Ottawa enters Step 1 and the city's last 10-pin bowling alley closes: Top five stories this week
Retailers at Tanger Outlets opened on Friday for in-person shopping as Ontario took Step 1 in the Roadmap to Reopen plan. (Jeremie Charron/CTV News Ottawa)
OTTAA -- Restaurant patios and non-essential businesses open as Ontario enters Step 1, Ottawa police checkpoints will continue at Ottawa-Gatineau crossings and the search continues for a missing bobcat.
CTVNewsOttawa.ca looks at the five most viewed stories on our website this week.
Ottawa took Step 1 in Ontario's COVID-19 reopening plan on Friday, as COVID-19 restrictions eased across the province.
Under Step 1, bar and restaurant patios can reopen with four people per table, while non-essential retail can open at 15 per cent capacity. Outdoor social and private gatherings of up to 10 people are permitted.
The Ontario government announced this week that Ontario would enter Step 1 on Friday, June 11, instead of June 14.
"This is a small victory for the good behaviour of our residents, they've followed the rules, they're getting vaccinated which is great," said Mayor Jim Watson during an interview with CTV News Ottawa.
"The restaurant industry, as you know, has been the hardest hit - waiters, waitresses, cooks, chefs and so on, so this gives them a bit of a lifeline because they've been basically trying to survive on takeout and curbside (pickup)."
Ontario is scheduled to spend at least 21 days in Step 1, before further restrictions are eased.
Ontario's restrictions on interprovincial travel at Ottawa-Gatineau and Ontario-Quebec crossings will remain in effect until June 16, despite the earlier start to Step 1.
"The order relating to the closure of Ontario’s land and water borders with Manitoba and Quebec remains in place," said Stephen Warner, press secretary for Ontario Solicitor General Sylvia Jones. "It may continue to be extended in 14-day increments by the Lieutenant Governor in Council. We will communicate with the public prior to its termination."
The rotating checkpoints at Ottawa-Gatineau crossings have cost Ottawa police $600,000.
Meantime, frustration is building at the Ontario-Quebec crossing near Pembroke. Residents of the small Quebec border community of Chapeau say the checkpoints are ineffective and disruptive.
"We’ve been told that essential services are something that we all have a right to," says Kiersten Smith, a resident of the small island community in Quebec.
"The fact that we’re an island lends itself to that we travel to Pembroke for everything. That’s where my banking is, my oil changes, my grocery, my pharmacy. I work in Ontario, my husband works in Ontario."

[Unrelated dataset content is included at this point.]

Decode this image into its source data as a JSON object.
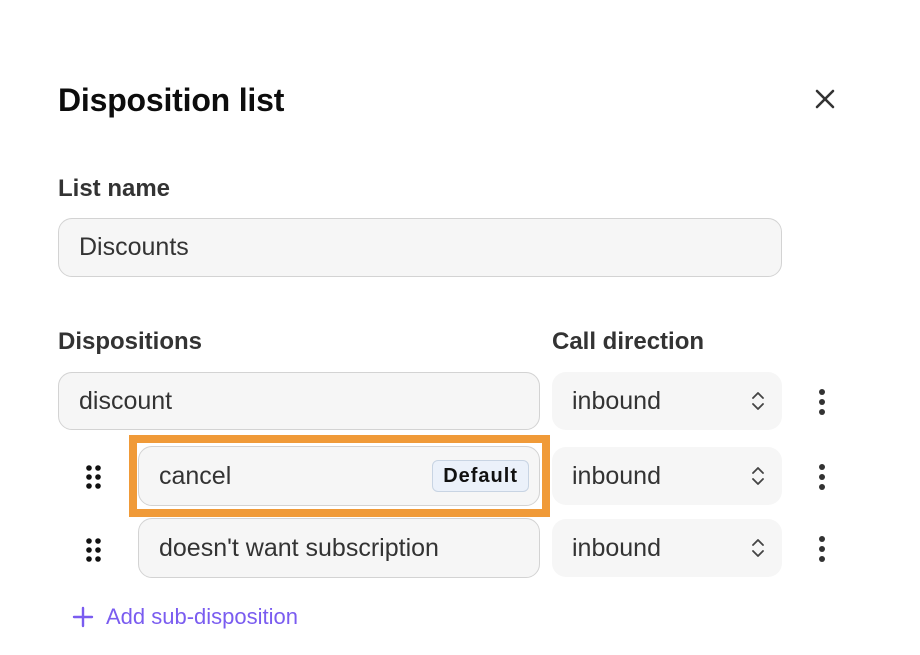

Ottawa police continue to investigate an alleged hate-motivated assault on Sparks Street.
At approximately 11:15 a.m. on May 26, a couple were sitting on a bench in the 200 block of Sparks Street and speaking in Arabic.
Police say a woman walked up behind the couple and struck the woman on the side of the head with her purse.
"The suspect then walked away yelling racial slurs at them in English," police said in a media release.
The lanes are officially closed forever at Ottawa's last 10-pin bowling alley.
McArthur Lanes announced on Facebook this week it has ceased all activities following the sale of the property.
"It has been a privilege to serve you all and hope that like us, you will cherish memories spanning several decades and several generations of bowling at McArthur."
The search continues for a missing bobcat after Ontario Provincial Police said it was intentionally released from its pen at Saunders Country Critters in North Grenville.
On Sunday, the OPP said a bobcat went missing after 9 p.m. Friday from the zoo in Oxford Station, south of Ottawa, but it was initially unclear whether the animal was stolen or was intentionally released.
In a press release Monday, police said the owner of the zoo reported finding an animal outside of its pen on Saturday, and found that a bobcat was missing after a more thorough search on Sunday.
"At this time, it is believed the animals were intentionally let out of their pens," police said.
The four-year-old bobcat, whose name is Brett Cody, or BC the Bobcat, is described as looking like a large housecat. He is approximately 20 pounds, with grey-blond fur with black spots.